The role of live music in Pittsburgh’s identity has been a frequent topic of conversation in the last couple of years. That has been spurred, in particular, by the Pittsburgh Downtown Partnership’s Downtown Sound Initiative, which aims to bring more live music to Downtown’s bars, restaurants and public spaces. There’s plenty of disagreement about what it means to make Pittsburgh into a “music city,” and how that can be accomplished.

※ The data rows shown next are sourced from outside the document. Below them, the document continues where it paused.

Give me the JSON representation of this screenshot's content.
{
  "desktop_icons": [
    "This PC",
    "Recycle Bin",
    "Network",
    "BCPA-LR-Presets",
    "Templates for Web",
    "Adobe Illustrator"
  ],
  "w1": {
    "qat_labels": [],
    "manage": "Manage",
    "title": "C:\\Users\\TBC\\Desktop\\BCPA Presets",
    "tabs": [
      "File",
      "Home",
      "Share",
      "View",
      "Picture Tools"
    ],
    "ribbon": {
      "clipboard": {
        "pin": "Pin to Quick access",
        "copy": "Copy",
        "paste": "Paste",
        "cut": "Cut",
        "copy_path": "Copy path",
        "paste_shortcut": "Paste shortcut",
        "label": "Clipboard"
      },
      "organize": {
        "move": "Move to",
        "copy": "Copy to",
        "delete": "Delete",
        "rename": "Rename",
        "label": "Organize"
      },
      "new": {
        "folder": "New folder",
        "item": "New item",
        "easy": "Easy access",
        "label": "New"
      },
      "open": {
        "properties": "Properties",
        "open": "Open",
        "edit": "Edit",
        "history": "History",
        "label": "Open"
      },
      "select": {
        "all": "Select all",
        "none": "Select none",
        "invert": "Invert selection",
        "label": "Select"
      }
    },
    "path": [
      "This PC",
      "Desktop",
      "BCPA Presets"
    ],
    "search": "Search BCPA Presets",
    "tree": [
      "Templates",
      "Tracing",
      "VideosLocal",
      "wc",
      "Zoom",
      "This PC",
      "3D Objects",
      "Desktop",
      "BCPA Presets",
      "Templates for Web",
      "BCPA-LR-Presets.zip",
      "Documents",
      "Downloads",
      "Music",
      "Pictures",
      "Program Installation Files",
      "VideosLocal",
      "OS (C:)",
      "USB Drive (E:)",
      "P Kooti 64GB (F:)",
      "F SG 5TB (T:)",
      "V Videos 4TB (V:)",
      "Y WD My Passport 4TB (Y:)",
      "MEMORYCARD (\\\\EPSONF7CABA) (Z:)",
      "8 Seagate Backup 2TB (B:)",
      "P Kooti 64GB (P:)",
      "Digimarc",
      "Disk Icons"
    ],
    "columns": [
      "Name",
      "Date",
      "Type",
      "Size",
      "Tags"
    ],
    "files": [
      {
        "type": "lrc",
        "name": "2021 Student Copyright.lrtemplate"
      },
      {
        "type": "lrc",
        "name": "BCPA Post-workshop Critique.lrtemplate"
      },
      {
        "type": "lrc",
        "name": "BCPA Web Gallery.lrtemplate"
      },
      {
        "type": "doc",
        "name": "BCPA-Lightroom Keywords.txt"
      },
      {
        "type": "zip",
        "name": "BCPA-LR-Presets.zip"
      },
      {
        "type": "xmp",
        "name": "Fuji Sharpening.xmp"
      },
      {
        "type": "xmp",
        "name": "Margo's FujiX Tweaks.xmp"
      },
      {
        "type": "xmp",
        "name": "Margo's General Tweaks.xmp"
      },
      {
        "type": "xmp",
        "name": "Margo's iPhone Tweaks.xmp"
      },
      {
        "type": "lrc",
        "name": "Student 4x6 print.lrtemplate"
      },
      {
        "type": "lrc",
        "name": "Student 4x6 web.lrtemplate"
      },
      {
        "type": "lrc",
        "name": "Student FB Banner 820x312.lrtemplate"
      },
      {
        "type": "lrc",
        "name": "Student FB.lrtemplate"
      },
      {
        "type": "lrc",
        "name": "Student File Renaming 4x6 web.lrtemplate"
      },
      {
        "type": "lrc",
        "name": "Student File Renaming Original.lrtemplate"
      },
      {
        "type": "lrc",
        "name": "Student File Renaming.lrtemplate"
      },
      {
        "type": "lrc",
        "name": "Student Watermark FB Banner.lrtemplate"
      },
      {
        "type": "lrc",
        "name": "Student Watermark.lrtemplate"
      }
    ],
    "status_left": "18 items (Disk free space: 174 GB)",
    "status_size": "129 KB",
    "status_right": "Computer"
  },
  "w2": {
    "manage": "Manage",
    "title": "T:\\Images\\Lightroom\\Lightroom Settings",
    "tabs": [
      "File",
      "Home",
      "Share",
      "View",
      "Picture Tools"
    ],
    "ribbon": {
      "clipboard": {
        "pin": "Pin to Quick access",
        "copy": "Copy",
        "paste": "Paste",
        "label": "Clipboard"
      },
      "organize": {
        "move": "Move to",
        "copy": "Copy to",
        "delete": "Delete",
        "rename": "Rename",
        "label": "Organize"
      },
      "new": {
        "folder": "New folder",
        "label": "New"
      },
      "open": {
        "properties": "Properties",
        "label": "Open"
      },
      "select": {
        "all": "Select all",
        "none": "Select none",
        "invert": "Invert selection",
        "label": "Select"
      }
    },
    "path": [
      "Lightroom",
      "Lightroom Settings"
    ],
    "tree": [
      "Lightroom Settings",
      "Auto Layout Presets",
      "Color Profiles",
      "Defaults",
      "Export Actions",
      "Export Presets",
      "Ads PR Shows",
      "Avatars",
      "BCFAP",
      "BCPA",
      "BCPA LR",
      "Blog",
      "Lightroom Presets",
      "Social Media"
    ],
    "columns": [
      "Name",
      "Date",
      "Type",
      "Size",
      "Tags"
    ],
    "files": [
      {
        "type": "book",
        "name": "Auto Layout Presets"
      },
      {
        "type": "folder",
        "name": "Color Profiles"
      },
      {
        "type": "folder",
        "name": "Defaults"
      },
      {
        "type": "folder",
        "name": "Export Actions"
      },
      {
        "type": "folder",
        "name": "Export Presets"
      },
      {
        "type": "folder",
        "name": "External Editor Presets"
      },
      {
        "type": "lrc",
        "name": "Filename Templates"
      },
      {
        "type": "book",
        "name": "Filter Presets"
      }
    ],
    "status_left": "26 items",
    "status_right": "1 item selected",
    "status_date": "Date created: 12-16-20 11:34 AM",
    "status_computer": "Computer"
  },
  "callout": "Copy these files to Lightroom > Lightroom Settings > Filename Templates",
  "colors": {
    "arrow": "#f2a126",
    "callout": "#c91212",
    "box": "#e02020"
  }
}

But the Deutschtown Music Festival, essentially a grass-roots effort motivated primarily by a love of music and community, could serve as a guide.

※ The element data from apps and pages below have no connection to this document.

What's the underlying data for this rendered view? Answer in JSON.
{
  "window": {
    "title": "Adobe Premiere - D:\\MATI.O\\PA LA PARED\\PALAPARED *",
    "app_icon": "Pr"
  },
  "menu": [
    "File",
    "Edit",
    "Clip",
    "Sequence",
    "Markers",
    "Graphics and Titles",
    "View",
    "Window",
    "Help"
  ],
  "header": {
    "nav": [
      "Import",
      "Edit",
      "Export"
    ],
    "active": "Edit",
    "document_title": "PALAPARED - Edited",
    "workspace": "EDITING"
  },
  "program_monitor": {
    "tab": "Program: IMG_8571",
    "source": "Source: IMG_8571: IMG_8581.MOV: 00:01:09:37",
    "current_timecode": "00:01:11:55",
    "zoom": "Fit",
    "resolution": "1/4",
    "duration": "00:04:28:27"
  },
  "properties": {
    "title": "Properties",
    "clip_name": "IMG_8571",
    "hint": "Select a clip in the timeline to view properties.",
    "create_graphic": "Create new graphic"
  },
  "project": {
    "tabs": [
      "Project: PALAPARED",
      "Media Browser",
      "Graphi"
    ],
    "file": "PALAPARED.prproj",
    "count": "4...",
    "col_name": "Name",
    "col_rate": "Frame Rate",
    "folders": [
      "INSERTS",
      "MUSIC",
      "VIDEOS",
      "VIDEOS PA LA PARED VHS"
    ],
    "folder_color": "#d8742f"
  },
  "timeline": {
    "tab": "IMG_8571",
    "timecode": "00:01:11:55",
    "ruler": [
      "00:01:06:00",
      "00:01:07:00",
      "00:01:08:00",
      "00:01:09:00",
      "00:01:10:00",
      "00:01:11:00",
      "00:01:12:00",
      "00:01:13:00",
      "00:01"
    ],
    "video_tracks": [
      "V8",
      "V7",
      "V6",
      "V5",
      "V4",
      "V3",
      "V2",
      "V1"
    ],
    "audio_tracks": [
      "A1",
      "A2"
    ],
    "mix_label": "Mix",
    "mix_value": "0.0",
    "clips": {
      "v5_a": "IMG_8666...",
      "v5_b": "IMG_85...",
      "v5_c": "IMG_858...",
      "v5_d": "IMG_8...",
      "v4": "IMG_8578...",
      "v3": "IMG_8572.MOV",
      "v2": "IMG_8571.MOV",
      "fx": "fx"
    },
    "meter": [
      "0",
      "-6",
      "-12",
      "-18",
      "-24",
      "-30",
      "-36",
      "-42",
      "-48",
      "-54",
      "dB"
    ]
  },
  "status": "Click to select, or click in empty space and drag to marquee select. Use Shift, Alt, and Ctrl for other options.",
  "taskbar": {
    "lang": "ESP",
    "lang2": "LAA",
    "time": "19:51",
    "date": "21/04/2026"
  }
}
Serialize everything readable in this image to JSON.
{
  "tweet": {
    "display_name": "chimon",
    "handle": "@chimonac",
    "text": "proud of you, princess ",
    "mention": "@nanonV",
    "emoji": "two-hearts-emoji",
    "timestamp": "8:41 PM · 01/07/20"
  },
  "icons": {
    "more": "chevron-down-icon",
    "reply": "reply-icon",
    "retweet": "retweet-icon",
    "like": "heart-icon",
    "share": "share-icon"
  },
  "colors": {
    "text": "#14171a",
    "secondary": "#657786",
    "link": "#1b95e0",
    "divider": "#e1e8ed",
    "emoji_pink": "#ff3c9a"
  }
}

When it comes to making Pittsburgh a music city, Walters says – from a festival standpoint at least – he’d love to see the Deutschtown festival a national draw. “You look at Austin, for example: People who lived there knew that there was a music scene, but it wasn’t until their festivals [gained visibility] that the outsiders said, ‘Oh they have live music there.’ And it’s not about those festivals, it’s about, every day of the year, when somebody goes to Austin they’re thinking, ‘I should go see live music.’ Because it’s there every day of the year.”
Pittsburgh is full of musicians, and live music happens all the time. And Walters believes the Deutschtown festival has managed to ride a wave of a scene that, he says, “has just exploded on all levels.” But, Walters adds, “when people come here they’re thinking Steelers, or they’re thinking Penguins. Their view of what Pittsburgh is doesn’t lend itself to that. And if we are able to build something that is a larger event in the mind of someone who is traveling here they can go, ‘oh yeah, there’s this festival there, I’ve heard all about it. I bet they have really great live music there. Let me see what’s happening.’”
Tackling 348 bands in two days may sound like a daunting task, but organizer Cory Walters has some advice on hour to get the most out of the weekend.
Make a plan: The event website, www.deutschtownmusicfestival.com features the full lineup, broken up by venue and time. The site also allows visitors to sign in and create their own schedule. Think about what you want to see beforehand, so you’re not deciding between 26 acts at 6 p.m on Saturday.
If you’re drinking, bring cash: Some places may take plastic, but cash is faster. Help keep lines short and make things a little easier for your hard-working local bartenders, Walters says. “Bring cash, order in groups, tip well.”
Be a good neighbor: “There is some burden put upon our neighbors,” Walters says. “So we ask people to treat [Deutschtown] as if it were their own neighborhood and to be a neighbor that Fred Rogers would be proud of.”
Just explore!: Walters says to approach the festival with an open mind. “If it’s someplace you’ve never been before, just check it out! If it’s music you don’t like, then move on to the next thing.”